2. That our children and grandchildren

are given the opportunity to enjoy

aeromodelling in the same manner that

we have.

Many clubs are suffering from aging

membership. When I first joined the MAAA 32

years ago the average age of members was in

the low forties, the average age of members are

now in the high sixties and growing each year.

The number of young aeromodellers joining

today is far less than they were 32 years ago.

There are many reasons for this, however if the

aging trends continue, aeromodelling clubs as

we know them will fade away. The responsibility

to ensure this does not happen rests with all of

us. We must ensure that our grandchildren and

their children are given the same opportunity

to enjoy what we all have over our lifetime. We

can only do this by opening our clubs up to new

members, being proactive in our recruiting

initiatives and continue to provide friendly,

harmonious and safe flying environments.

John Miles (who features in this edition of

Wingspan) and his three young sons have

been warmly welcomed into the NSW Free

Flight Society with open arms. Members have

encouraged the younger generation to have a

go and have shared their skills and knowledge

with the young brothers. The boys may even be

teaching long-serving members a thing or two.

It’s a great example of sharing this collective

knowledge, inspiring our future pilots and

ensuring our sport lives on now and into the


To ensure our clubs and our sport doesn’t

fade away, we should also encourage younger

members to take up leadership roles and the

same applies to State Associations. Younger

members of State Associations equal younger

members on the MAAA Council. They are our


It’s also important for clubs to embrace new

technology and disciplines, just like our control

line and free flight forefathers had to embrace


At the May Council Conference, Council

Members will devote time to examine ways

membership can be increased. Ordinary

Members will be asked to present at least three

initiatives for Council consideration.

MAAA cannot do it alone, however State

Associations must help drive the initiatives and

with help from the States and MAAA, clubs must

actively implement recruiting strategies. We all

have an important role to play to ensure that

aeromodelling remains an exciting pastime

well into the future.

Let us all embrace the “Towards 11,000”

membership drive and encourage new

members to come to our clubs and live
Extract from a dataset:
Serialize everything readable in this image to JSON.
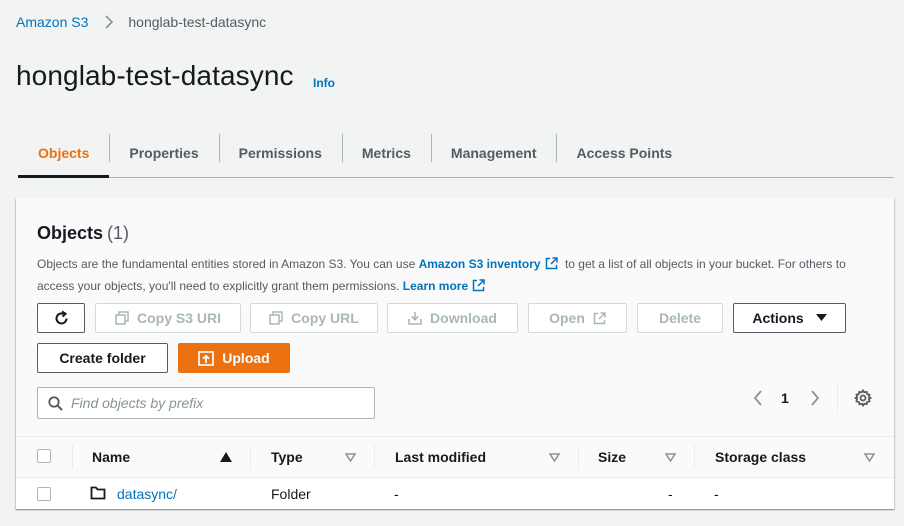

the reality. Equally important is to provide

an environment where we retain current

members. The future is in our hands, if we all

introduce one new member the task is easy.

Until next time, have fun, safe flight

Neil Tank